There are just a couple of points that I wish to mention in this short post.
First, note that the mechanic applicant is expected to demonstrate “basic skill” on the test. The standard is high, but it does not require perfection. The question we are trying to answer is, “Is the applicant capable of doing work to a basic (return to service) level?”
Second, every Powerplant test requires that applicants demonstrate their “ability to make satisfactory minor repairs to, and minor alterations of, propellers.” So, every Powerplant test will have a propeller repair task, as well as the requirement to determine whether an alteration is major or minor. It is the one thing an applicant can count on having on a test.
As you study for written tests, there are many resources available – books, apps, websites, etc. We will discuss some of those in future posts.
One resource that is available, and yet hardly known (by students, at least), is the School Norms Report. This report is compiled quarterly by the FAA, and gives written test result statistics for every approved AMT school.
How can this be useful to you? Well, it could help you be better informed when you choose your school, but if you are reading this, it is likely you are pretty much committed to a school already.
But, the other thing the report offers is a glimpse into the subject areas where your school might be a little weak. For example, if your school is below the national average in Fire Protection Systems, perhaps you can put a little more self-study into that area.

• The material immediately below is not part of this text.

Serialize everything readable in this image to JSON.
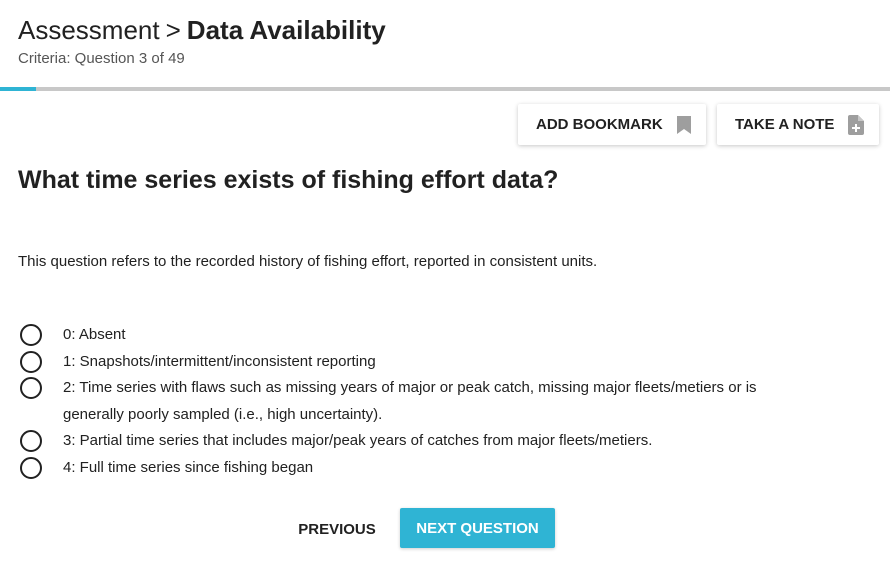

The reports look intimidating at first, but it is not that complicated. Download it (it is a pdf), search for your school name, and you will find tables like the one at the top of this post.
The numbers in the columns indicate the average percentage of questions school graduates got correct on the written exams. If the number is red, that means the school average is below the national average in that subject area.
So, for example, if I were a Central Georgia Technical College student (just choosing at random), I would feel a little more confident in Aircraft Covering (100%) than in Communication and Navigation systems (66.7%).
There you go, another tool in your test preparation toolbox!
A common problem we see here at AMT-Testing, is applicants who have gone through school, and then delay several years before testing. This is a big mistake!
The reality is that a person’s knowledge will not improve over time without concerted effort. And, frankly, life just gets busy … too busy to spend the time necessary.
So, graduates who think they will take a couple of months to get “better prepared” usually take a lot longer than they think, and generally end up less prepared, rather than more.
Some, realizing that they are never going to pull it together by themselves after too much time has passed, choose to go to a “Test Prep” course. Sure, that may help, but is paying someone to teach you what you already once learned the best use of your money?
The solution to this is twofold:
First, learn as much as you can in school, don’t waste your time and money! Show up, on time, every day. Give it your best on all projects and tests. Use the school’s resources (instructors, equipment, tools, etc.) as much as you can.
After graduation (or even before), hit the books for a maximum of a week or two. Then do the writtens, and go for the O&P as soon as you practically can.
Your chances for success will be greatly improved if you do these things!